Mr. Olmert, you must know like Ismail Haniyeh the ceiling of what can be attained in Gaza today. The most that Israel can do militarily today against Gaza is what it has already done: Moving its tanks and soldiers and invading the town with ground troops. In this you will not be stronger than the Americans in their invasion of Al- Fallujah and the human and material losses inflicted on them by this neglected, forgotten town. You will not be more capable than the British and American NATO forces in Qandahar, where their Generals had to make a semi-admission of defeat. You will not be more successful than the French who, many decades ago, were exhausted by the rebels of Algeria until they departed from their country. The results of the Israeli ground thrust into Gaza are known. You will enter into a guerrilla war with the men of the Hamas movement in Gaza’s streets and narrow alleys. It will be a cruel war that will cost you a lot and earn you the wrath of the entire world. Your army’s men might have learned some skills in street fighting from their last war in South Lebanon. But you must realize that neither you nor any other force, however mighty, can eradicate a resistance movement woven into the fabric of its local community like the Hamas movement in Gaza, Hezbollah in South Lebanon, the Irish Republican Army in Ireland or similar movements in the history of human conflict.
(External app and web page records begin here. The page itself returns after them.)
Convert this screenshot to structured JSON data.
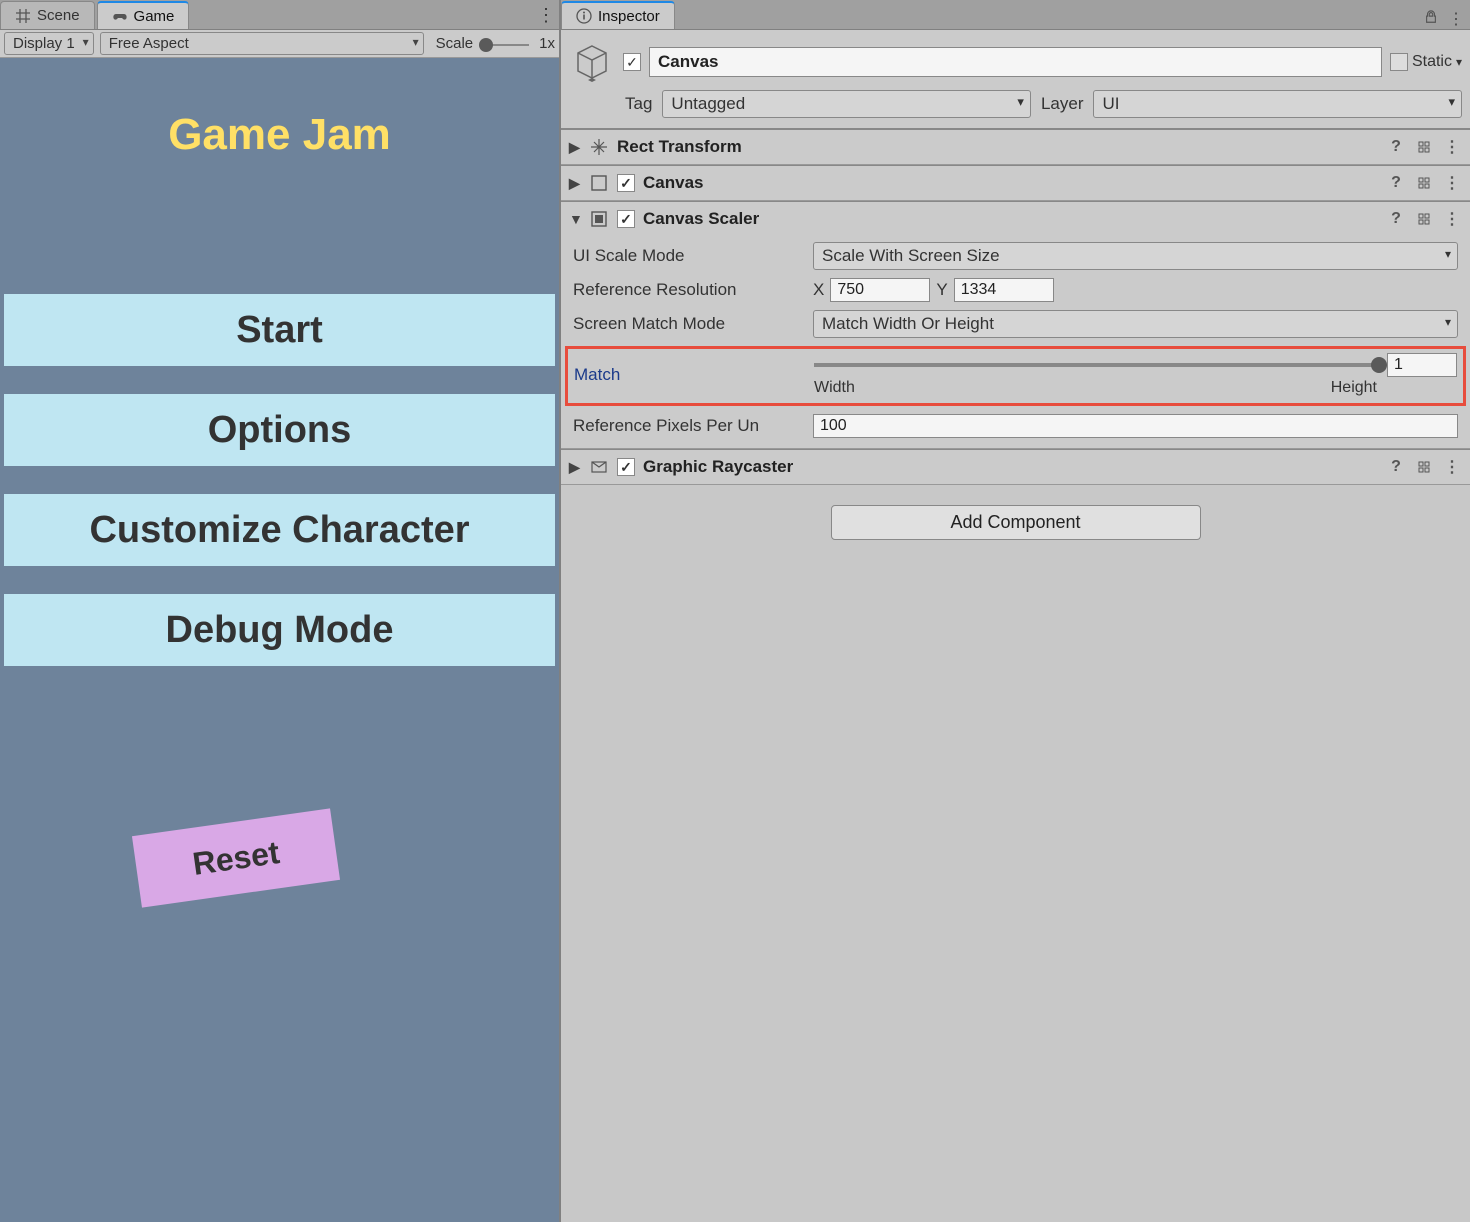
{
  "left": {
    "tabs": {
      "scene": "Scene",
      "game": "Game"
    },
    "toolbar": {
      "display": "Display 1",
      "aspect": "Free Aspect",
      "scale_label": "Scale",
      "scale_value": "1x"
    },
    "game": {
      "title": "Game Jam",
      "btn_start": "Start",
      "btn_options": "Options",
      "btn_customize": "Customize Character",
      "btn_debug": "Debug Mode",
      "btn_reset": "Reset"
    }
  },
  "inspector": {
    "tab": "Inspector",
    "object_name": "Canvas",
    "static_label": "Static",
    "tag_label": "Tag",
    "tag_value": "Untagged",
    "layer_label": "Layer",
    "layer_value": "UI",
    "components": {
      "rect": {
        "title": "Rect Transform"
      },
      "canvas": {
        "title": "Canvas"
      },
      "scaler": {
        "title": "Canvas Scaler",
        "mode_label": "UI Scale Mode",
        "mode_value": "Scale With Screen Size",
        "refres_label": "Reference Resolution",
        "ref_x": "750",
        "ref_y": "1334",
        "matchmode_label": "Screen Match Mode",
        "matchmode_value": "Match Width Or Height",
        "match_label": "Match",
        "match_value": "1",
        "match_width": "Width",
        "match_height": "Height",
        "ppu_label": "Reference Pixels Per Un",
        "ppu_value": "100"
      },
      "raycaster": {
        "title": "Graphic Raycaster"
      }
    },
    "add_component": "Add Component"
  }
}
Of course you have the military might to erase Gaza in its entirety from the map, and also South Lebanon. But what price will you pay if you go ahead with such a lunatic act?

The ceiling of your achievements in Gaza will be similar to what you achieved in your last war on Lebanon: Going into a losing battle, alienating international opinion against you, and driving the Arab and Islamic Street to more radicalism and extremism. The bloody scene you created in Gaza is very serious and reflects only a strategic lack of direction that could destabilize regional security as a whole, in addition to destabilizing the neighborhood countries that have established peace with you like Egypt and Jordan and embarrassing and confusing their leaders. As I have mentioned in two previous articles, the Israeli military escalation against Gaza does not lay siege to Gaza alone but to all the moderate Arabs who still have hope that peace will prevail in the area and that the page of war will be closed.

Mr. Haniyeh, Mr. Olmert, the ceiling of the present crisis in Gaza is known and clear from various perspectives. Victory is unattainable for either one of you. Neither will attain his strategic objectives, whether in the short or foreseeable term.